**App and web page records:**
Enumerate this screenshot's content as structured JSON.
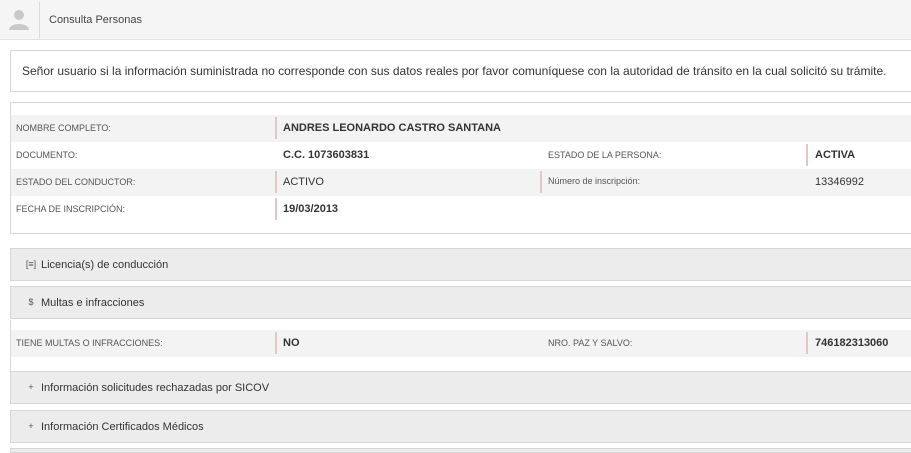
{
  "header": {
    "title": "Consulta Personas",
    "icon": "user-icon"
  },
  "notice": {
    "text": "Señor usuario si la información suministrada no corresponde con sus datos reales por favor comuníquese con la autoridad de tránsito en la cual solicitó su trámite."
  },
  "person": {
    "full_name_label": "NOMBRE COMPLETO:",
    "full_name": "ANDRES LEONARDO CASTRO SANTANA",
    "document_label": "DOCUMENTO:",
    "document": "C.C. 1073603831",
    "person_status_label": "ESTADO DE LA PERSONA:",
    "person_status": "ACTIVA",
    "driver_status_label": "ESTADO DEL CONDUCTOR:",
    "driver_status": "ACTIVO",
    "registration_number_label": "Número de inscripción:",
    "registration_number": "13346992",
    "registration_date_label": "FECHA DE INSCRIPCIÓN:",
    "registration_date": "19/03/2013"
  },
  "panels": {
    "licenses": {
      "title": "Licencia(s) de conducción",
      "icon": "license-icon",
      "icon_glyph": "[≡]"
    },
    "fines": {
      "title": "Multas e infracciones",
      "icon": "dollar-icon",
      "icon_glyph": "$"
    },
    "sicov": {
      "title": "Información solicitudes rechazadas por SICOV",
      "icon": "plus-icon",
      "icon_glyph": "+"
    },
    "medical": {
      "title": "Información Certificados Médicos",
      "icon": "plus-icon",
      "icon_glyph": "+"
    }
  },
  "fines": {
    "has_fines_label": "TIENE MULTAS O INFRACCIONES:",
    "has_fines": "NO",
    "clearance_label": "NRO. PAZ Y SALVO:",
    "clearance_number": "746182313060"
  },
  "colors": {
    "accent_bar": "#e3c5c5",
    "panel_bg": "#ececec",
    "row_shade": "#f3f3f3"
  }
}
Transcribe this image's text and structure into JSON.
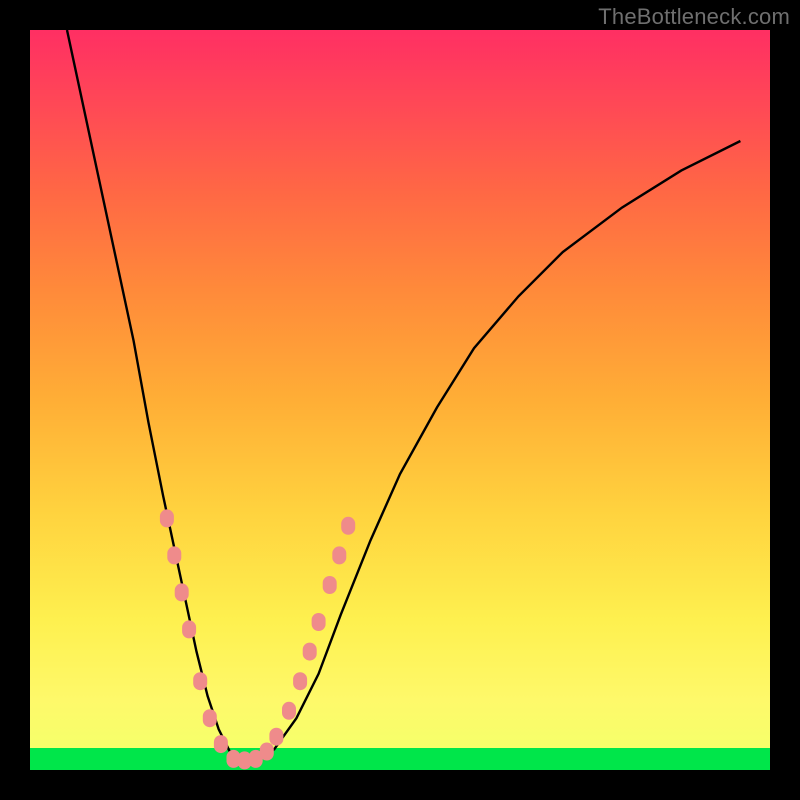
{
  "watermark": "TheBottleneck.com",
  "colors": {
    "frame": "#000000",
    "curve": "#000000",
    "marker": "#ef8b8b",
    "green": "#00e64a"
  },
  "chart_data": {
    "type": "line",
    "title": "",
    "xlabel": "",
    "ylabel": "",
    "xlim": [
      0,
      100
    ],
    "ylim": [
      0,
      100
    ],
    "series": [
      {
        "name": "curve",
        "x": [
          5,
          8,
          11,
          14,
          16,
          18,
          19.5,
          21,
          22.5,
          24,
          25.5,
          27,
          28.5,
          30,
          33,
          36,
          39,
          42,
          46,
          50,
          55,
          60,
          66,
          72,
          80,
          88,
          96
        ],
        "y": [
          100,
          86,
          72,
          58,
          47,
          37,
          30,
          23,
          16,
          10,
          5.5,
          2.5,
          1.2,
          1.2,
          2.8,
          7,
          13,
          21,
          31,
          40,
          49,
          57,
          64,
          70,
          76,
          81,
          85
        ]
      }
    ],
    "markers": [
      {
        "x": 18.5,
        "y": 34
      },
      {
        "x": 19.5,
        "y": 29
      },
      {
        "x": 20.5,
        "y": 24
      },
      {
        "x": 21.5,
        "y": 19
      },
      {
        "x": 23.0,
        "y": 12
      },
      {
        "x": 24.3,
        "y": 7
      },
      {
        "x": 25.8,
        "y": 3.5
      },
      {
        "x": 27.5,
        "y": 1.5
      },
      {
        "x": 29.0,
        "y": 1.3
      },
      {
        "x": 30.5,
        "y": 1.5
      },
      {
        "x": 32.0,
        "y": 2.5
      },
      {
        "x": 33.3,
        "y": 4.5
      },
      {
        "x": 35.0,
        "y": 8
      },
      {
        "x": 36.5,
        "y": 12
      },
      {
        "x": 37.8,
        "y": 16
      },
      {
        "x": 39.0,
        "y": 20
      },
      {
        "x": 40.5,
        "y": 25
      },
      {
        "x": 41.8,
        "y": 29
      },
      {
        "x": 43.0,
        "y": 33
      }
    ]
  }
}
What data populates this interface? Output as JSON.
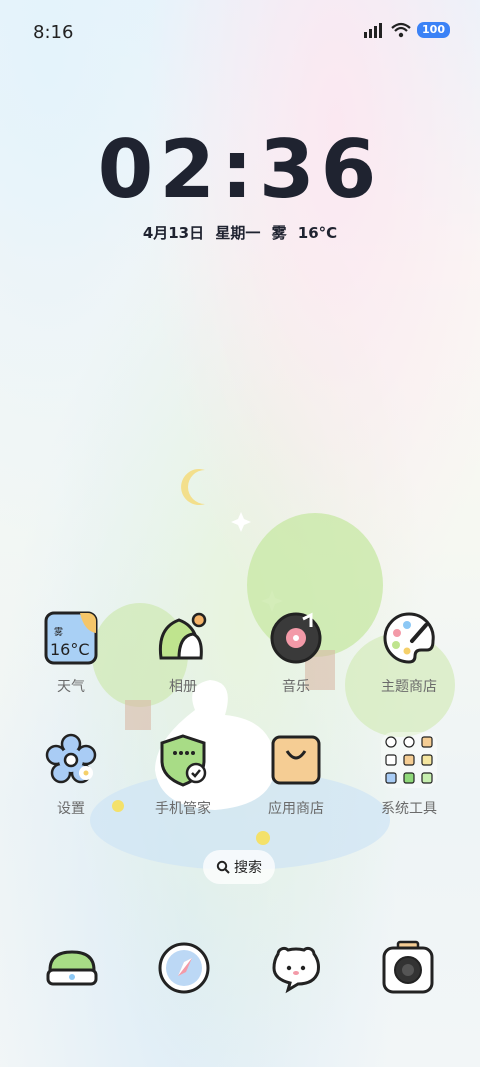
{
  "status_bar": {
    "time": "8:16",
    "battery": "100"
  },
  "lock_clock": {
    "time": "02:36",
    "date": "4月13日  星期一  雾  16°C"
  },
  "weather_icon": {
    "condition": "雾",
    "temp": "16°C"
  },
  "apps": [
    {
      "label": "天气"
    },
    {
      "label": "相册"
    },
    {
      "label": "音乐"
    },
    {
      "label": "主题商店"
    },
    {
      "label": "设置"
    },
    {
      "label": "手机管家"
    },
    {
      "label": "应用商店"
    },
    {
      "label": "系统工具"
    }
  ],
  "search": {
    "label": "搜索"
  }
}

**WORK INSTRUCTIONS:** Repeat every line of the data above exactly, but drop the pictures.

**FINISHED TASK:**
Enumerate this screenshot's content as structured JSON.
{
  "header": {
    "title": "Consulta Personas",
    "icon": "user-icon"
  },
  "notice": {
    "text": "Señor usuario si la información suministrada no corresponde con sus datos reales por favor comuníquese con la autoridad de tránsito en la cual solicitó su trámite."
  },
  "person": {
    "full_name_label": "NOMBRE COMPLETO:",
    "full_name": "ANDRES LEONARDO CASTRO SANTANA",
    "document_label": "DOCUMENTO:",
    "document": "C.C. 1073603831",
    "person_status_label": "ESTADO DE LA PERSONA:",
    "person_status": "ACTIVA",
    "driver_status_label": "ESTADO DEL CONDUCTOR:",
    "driver_status": "ACTIVO",
    "registration_number_label": "Número de inscripción:",
    "registration_number": "13346992",
    "registration_date_label": "FECHA DE INSCRIPCIÓN:",
    "registration_date": "19/03/2013"
  },
  "panels": {
    "licenses": {
      "title": "Licencia(s) de conducción",
      "icon": "license-icon",
      "icon_glyph": "[≡]"
    },
    "fines": {
      "title": "Multas e infracciones",
      "icon": "dollar-icon",
      "icon_glyph": "$"
    },
    "sicov": {
      "title": "Información solicitudes rechazadas por SICOV",
      "icon": "plus-icon",
      "icon_glyph": "+"
    },
    "medical": {
      "title": "Información Certificados Médicos",
      "icon": "plus-icon",
      "icon_glyph": "+"
    }
  },
  "fines": {
    "has_fines_label": "TIENE MULTAS O INFRACCIONES:",
    "has_fines": "NO",
    "clearance_label": "NRO. PAZ Y SALVO:",
    "clearance_number": "746182313060"
  },
  "colors": {
    "accent_bar": "#e3c5c5",
    "panel_bg": "#ececec",
    "row_shade": "#f3f3f3"
  }
}
Transcribe this image's text and structure into JSON.
{
  "watermark": "TheBottleneck.com",
  "colors": {
    "frame": "#000000",
    "curve": "#000000",
    "marker": "#ef8b8b",
    "green": "#00e64a"
  },
  "chart_data": {
    "type": "line",
    "title": "",
    "xlabel": "",
    "ylabel": "",
    "xlim": [
      0,
      100
    ],
    "ylim": [
      0,
      100
    ],
    "series": [
      {
        "name": "curve",
        "x": [
          5,
          8,
          11,
          14,
          16,
          18,
          19.5,
          21,
          22.5,
          24,
          25.5,
          27,
          28.5,
          30,
          33,
          36,
          39,
          42,
          46,
          50,
          55,
          60,
          66,
          72,
          80,
          88,
          96
        ],
        "y": [
          100,
          86,
          72,
          58,
          47,
          37,
          30,
          23,
          16,
          10,
          5.5,
          2.5,
          1.2,
          1.2,
          2.8,
          7,
          13,
          21,
          31,
          40,
          49,
          57,
          64,
          70,
          76,
          81,
          85
        ]
      }
    ],
    "markers": [
      {
        "x": 18.5,
        "y": 34
      },
      {
        "x": 19.5,
        "y": 29
      },
      {
        "x": 20.5,
        "y": 24
      },
      {
        "x": 21.5,
        "y": 19
      },
      {
        "x": 23.0,
        "y": 12
      },
      {
        "x": 24.3,
        "y": 7
      },
      {
        "x": 25.8,
        "y": 3.5
      },
      {
        "x": 27.5,
        "y": 1.5
      },
      {
        "x": 29.0,
        "y": 1.3
      },
      {
        "x": 30.5,
        "y": 1.5
      },
      {
        "x": 32.0,
        "y": 2.5
      },
      {
        "x": 33.3,
        "y": 4.5
      },
      {
        "x": 35.0,
        "y": 8
      },
      {
        "x": 36.5,
        "y": 12
      },
      {
        "x": 37.8,
        "y": 16
      },
      {
        "x": 39.0,
        "y": 20
      },
      {
        "x": 40.5,
        "y": 25
      },
      {
        "x": 41.8,
        "y": 29
      },
      {
        "x": 43.0,
        "y": 33
      }
    ]
  }
}
What data populates this interface? Output as JSON.
{
  "status_bar": {
    "time": "8:16",
    "battery": "100"
  },
  "lock_clock": {
    "time": "02:36",
    "date": "4月13日  星期一  雾  16°C"
  },
  "weather_icon": {
    "condition": "雾",
    "temp": "16°C"
  },
  "apps": [
    {
      "label": "天气"
    },
    {
      "label": "相册"
    },
    {
      "label": "音乐"
    },
    {
      "label": "主题商店"
    },
    {
      "label": "设置"
    },
    {
      "label": "手机管家"
    },
    {
      "label": "应用商店"
    },
    {
      "label": "系统工具"
    }
  ],
  "search": {
    "label": "搜索"
  }
}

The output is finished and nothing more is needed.